Chovancova, E. et al. CAVER 3.0: a tool for the analysis of transport pathways in dynamic protein structures. PLoS Comput. Biol. 8, e1002708 (2012).
Qiao, A. N. et al. Structural basis of G(s) and G(i) recognition by the human glucagon receptor. Science 367, 1346 (2020).
Hua, T. et al. Activation and signaling mechanism revealed by cannabinoid receptor-G(i) complex structures. Cell 180, 655 (2020).
The cryo-EM data were collected at the Kobilka Cryo-EM Microscopy Center, Chinese University of Hong Kong (ShenZhen). We thank the Core Facility Center for Life Sciences of the University of Science and Technology of China for their help with functional assays. This work was supported by National Key Research and Development Program of China Grants 2017YFA0503600 (to M.T.), and Chinese National Natural Science Foundation Grants 31770895 (to Y.T.), U1732114 (to X.L.).
The authors declare no competing interests.
Peer review information
Nature Communications thanks Matthew Belousoff and the other, anonymous, reviewer(s) for their contribution to the peer review of this work.
Publisher’s note Springer Nature remains neutral with regard to jurisdictional claims in published maps and institutional affiliations.
Rights and permissions
Open Access This article is licensed under a Creative Commons Attribution 4.0 International License, which permits use, sharing, adaptation, distribution and reproduction in any medium or format, as long as you give appropriate credit to the original author(s) and the source, provide a link to the Creative Commons license, and indicate if changes were made. The images or other third party material in this article are included in the article’s Creative Commons license, unless indicated otherwise in a credit line to the material. If material is not included in the article’s Creative Commons license and your intended use is not permitted by statutory regulation or exceeds the permitted use, you will need to obtain permission directly from the copyright holder. To view a copy of this license, visit http://creativecommons.org/licenses/by/4.0/.
About this article
Cite this article
Wang, Q., Lu, Q., Guo, Q. et al. Structural basis of the ligand binding and signaling mechanism of melatonin receptors. Nat Commun 13, 454 (2022). https://doi.org/10.1038/s41467-022-28111-3

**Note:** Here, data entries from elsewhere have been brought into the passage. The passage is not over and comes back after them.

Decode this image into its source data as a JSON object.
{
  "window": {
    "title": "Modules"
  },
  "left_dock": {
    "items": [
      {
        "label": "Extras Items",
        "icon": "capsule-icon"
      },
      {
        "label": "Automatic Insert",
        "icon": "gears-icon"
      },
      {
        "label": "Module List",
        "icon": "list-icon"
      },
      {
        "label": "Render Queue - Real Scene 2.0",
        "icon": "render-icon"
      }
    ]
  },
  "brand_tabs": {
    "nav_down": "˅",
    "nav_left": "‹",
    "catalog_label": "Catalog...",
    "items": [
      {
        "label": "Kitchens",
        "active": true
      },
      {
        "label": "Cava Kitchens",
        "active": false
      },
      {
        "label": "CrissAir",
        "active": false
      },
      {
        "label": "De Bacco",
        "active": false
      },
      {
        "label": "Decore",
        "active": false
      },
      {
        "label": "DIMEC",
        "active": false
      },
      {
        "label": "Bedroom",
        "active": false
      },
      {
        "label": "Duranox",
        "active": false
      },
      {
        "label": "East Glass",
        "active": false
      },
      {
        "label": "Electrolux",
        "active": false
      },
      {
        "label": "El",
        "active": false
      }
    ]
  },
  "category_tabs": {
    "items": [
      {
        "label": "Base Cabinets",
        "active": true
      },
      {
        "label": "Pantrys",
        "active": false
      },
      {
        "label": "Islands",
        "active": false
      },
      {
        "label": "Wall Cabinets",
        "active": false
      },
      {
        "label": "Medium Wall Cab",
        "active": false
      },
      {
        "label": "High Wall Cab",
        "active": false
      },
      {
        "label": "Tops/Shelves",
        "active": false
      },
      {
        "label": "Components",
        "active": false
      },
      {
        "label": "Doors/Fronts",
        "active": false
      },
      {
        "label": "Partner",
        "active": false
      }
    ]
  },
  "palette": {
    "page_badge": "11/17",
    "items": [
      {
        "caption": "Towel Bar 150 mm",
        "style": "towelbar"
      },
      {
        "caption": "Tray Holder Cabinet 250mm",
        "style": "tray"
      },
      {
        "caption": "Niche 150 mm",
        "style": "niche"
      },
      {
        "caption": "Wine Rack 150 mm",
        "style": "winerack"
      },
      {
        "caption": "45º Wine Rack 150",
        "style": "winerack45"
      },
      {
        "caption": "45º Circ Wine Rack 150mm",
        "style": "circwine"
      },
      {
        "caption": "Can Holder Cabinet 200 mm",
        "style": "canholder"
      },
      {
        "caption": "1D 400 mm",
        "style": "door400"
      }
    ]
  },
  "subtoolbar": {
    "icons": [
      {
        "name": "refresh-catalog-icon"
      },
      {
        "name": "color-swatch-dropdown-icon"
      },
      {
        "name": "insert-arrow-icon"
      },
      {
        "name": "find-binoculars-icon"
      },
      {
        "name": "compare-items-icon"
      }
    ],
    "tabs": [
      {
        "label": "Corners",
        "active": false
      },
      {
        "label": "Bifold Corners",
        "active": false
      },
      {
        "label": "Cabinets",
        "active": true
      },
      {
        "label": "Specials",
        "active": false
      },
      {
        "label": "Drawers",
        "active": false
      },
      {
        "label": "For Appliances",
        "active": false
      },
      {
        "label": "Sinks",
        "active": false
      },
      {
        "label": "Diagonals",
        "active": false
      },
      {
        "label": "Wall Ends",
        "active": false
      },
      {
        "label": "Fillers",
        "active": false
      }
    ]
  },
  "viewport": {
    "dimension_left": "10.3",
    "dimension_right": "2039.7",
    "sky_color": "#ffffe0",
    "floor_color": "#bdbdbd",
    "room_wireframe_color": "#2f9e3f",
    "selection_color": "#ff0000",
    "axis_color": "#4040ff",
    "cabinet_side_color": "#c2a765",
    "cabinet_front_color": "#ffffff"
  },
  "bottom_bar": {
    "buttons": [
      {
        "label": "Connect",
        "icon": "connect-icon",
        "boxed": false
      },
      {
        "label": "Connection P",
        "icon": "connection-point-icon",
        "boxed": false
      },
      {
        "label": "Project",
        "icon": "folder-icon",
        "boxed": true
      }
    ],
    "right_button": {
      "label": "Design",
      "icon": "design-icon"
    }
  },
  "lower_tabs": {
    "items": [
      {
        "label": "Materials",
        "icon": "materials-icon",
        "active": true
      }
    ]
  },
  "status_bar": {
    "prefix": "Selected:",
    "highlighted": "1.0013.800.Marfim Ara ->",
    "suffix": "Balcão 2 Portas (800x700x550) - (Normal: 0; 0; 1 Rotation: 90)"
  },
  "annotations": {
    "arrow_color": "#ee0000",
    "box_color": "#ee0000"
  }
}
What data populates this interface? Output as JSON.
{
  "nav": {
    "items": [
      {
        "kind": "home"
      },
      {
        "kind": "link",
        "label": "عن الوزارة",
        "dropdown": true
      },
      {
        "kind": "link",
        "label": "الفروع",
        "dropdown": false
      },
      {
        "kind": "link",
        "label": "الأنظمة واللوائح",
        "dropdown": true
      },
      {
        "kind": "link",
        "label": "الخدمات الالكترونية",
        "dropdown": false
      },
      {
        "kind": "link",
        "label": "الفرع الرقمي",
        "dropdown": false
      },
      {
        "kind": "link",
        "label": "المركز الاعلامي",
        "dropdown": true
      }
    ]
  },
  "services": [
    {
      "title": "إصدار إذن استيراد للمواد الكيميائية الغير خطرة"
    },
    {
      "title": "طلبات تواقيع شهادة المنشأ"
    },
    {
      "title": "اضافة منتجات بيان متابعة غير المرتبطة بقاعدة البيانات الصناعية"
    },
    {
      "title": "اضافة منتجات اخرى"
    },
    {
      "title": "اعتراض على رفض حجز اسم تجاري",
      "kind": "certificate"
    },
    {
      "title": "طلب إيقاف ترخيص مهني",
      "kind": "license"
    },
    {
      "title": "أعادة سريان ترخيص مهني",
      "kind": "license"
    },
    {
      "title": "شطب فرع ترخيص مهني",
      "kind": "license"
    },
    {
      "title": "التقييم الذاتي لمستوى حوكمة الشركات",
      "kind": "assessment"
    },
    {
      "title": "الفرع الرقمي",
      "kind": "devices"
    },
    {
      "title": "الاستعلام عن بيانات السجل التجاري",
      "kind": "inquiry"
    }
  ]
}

By submitting a comment you agree to abide by our Terms and Community Guidelines. If you find something abusive or that does not comply with our terms or guidelines please flag it as inappropriate.